WHAT IS BEING ASKED
For the entries that follow, give the number of lines holding the string "Inventory" and nothing more.

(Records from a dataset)
----------

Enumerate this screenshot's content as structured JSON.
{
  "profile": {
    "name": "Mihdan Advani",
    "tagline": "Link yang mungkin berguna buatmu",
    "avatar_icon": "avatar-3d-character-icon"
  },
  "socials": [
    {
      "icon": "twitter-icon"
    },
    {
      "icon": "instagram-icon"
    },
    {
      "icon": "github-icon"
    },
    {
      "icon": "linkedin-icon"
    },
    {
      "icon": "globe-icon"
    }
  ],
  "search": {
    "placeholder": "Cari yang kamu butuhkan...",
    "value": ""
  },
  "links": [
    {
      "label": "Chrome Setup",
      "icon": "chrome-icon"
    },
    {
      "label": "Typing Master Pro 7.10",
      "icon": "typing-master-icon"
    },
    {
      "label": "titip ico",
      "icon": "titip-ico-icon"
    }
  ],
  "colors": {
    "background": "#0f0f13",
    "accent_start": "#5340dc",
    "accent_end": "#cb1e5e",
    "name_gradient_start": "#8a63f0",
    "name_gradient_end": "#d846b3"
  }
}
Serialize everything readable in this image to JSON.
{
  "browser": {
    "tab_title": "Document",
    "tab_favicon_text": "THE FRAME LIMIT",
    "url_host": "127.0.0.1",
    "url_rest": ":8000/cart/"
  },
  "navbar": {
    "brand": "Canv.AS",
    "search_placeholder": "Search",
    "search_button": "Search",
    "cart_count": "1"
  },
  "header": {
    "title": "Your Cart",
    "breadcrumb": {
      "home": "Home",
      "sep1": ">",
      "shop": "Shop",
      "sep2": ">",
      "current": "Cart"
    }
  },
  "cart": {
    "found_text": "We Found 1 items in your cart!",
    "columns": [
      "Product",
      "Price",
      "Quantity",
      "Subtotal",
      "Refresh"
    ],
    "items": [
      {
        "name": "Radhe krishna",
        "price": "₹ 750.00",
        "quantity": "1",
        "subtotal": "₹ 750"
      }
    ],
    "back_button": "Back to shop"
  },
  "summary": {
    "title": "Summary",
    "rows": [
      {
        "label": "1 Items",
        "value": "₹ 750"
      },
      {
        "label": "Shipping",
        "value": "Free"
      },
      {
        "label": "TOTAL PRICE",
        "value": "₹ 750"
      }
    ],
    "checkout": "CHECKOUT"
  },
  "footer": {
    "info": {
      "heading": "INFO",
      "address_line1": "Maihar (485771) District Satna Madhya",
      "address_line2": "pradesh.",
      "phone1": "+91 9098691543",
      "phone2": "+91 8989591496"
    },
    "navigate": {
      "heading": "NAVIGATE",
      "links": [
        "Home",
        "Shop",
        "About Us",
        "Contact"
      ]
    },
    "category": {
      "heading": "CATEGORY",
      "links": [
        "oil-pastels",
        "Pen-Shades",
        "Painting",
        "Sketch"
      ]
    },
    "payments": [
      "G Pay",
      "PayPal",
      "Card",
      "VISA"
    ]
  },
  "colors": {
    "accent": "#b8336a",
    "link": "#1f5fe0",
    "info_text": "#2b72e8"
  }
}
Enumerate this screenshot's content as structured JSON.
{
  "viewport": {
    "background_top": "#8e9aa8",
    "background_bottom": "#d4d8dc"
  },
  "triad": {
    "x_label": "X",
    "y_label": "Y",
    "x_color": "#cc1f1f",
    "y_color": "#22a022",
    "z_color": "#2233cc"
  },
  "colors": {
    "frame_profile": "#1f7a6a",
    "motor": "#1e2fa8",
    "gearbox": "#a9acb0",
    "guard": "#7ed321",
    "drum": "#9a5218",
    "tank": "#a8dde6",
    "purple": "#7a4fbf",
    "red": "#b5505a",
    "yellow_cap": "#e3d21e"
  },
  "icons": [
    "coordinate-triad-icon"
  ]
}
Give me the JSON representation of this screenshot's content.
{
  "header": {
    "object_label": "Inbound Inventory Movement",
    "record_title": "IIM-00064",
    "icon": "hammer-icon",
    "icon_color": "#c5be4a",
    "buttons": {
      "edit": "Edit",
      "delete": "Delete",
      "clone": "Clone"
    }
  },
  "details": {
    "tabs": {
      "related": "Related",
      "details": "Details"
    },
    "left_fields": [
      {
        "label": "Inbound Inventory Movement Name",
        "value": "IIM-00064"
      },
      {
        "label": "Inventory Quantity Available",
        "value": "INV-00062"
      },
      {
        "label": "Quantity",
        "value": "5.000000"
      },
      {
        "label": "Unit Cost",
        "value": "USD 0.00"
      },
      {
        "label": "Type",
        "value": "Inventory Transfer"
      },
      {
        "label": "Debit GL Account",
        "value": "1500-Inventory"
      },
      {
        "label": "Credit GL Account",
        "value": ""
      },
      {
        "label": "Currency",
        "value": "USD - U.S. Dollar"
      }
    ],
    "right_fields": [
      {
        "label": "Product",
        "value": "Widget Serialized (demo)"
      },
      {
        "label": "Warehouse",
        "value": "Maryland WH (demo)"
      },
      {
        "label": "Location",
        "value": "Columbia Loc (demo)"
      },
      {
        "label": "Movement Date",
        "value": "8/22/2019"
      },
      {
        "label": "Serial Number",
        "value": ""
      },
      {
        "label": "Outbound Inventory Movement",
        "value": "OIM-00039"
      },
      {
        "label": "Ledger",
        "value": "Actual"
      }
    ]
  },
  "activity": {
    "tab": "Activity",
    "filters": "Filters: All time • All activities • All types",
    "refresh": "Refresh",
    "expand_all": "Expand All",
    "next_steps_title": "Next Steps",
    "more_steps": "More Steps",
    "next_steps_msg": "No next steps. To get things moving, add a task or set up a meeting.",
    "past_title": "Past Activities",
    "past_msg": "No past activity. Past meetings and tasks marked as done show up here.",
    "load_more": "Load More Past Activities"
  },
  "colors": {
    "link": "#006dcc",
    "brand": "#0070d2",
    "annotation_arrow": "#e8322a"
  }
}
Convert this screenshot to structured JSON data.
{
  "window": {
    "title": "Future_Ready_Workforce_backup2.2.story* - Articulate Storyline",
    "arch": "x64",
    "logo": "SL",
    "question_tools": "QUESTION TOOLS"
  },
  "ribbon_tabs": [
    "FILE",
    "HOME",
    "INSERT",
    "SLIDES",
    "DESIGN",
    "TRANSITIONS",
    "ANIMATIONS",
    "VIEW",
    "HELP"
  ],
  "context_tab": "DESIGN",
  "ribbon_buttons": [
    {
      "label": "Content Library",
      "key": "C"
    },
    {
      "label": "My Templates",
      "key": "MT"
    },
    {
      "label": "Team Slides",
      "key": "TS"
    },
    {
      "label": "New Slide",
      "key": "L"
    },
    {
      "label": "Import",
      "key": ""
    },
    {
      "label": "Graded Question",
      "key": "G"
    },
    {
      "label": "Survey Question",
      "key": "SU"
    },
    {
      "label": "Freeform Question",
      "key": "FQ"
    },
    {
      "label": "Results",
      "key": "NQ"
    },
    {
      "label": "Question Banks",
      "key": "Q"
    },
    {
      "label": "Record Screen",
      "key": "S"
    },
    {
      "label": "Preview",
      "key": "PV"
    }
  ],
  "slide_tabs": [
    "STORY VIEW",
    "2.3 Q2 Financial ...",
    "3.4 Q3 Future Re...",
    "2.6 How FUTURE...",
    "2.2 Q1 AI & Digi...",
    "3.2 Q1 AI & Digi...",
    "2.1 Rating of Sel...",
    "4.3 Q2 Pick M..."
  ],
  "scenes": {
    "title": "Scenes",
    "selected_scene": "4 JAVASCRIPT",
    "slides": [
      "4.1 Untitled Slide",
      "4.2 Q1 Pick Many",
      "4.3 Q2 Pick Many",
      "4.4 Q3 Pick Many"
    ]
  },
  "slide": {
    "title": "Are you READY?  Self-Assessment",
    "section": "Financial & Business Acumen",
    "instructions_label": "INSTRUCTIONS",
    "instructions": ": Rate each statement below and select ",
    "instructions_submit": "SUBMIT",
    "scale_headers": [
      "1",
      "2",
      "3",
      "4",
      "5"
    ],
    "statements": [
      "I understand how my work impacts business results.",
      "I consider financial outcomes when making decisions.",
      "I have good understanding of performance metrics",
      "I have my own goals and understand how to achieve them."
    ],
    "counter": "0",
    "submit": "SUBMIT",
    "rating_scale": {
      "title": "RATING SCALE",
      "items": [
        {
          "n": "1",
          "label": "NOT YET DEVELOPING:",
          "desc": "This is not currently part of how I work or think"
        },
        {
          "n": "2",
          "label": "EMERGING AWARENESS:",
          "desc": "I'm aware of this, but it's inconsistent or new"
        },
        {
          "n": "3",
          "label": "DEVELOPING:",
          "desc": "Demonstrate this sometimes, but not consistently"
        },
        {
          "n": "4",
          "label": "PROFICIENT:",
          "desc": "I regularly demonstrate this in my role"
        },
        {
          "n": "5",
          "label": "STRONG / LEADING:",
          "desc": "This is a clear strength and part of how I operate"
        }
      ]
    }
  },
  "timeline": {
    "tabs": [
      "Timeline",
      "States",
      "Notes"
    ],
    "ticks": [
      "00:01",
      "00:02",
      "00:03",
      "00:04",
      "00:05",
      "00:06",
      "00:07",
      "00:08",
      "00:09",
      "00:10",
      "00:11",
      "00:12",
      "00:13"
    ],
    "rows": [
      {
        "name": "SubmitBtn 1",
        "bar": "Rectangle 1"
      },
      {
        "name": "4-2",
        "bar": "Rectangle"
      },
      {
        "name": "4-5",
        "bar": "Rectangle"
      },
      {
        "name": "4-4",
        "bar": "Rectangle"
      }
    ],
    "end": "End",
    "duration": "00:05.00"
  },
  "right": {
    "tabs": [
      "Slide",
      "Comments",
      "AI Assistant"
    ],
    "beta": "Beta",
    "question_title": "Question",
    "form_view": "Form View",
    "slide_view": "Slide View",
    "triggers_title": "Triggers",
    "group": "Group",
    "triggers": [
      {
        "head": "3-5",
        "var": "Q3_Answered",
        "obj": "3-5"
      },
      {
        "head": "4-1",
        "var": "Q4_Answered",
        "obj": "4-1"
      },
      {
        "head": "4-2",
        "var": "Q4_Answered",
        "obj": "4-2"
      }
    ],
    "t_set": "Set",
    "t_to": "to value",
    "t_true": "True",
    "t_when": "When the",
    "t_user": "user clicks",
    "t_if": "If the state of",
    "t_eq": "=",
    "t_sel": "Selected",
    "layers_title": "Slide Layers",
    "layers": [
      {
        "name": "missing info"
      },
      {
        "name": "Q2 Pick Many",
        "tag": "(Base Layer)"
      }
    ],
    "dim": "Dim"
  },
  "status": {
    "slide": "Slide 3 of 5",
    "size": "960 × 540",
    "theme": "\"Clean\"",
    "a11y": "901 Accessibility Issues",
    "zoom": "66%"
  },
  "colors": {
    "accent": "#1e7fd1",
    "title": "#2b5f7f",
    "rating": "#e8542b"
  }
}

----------

WRITTEN RESPONSE
6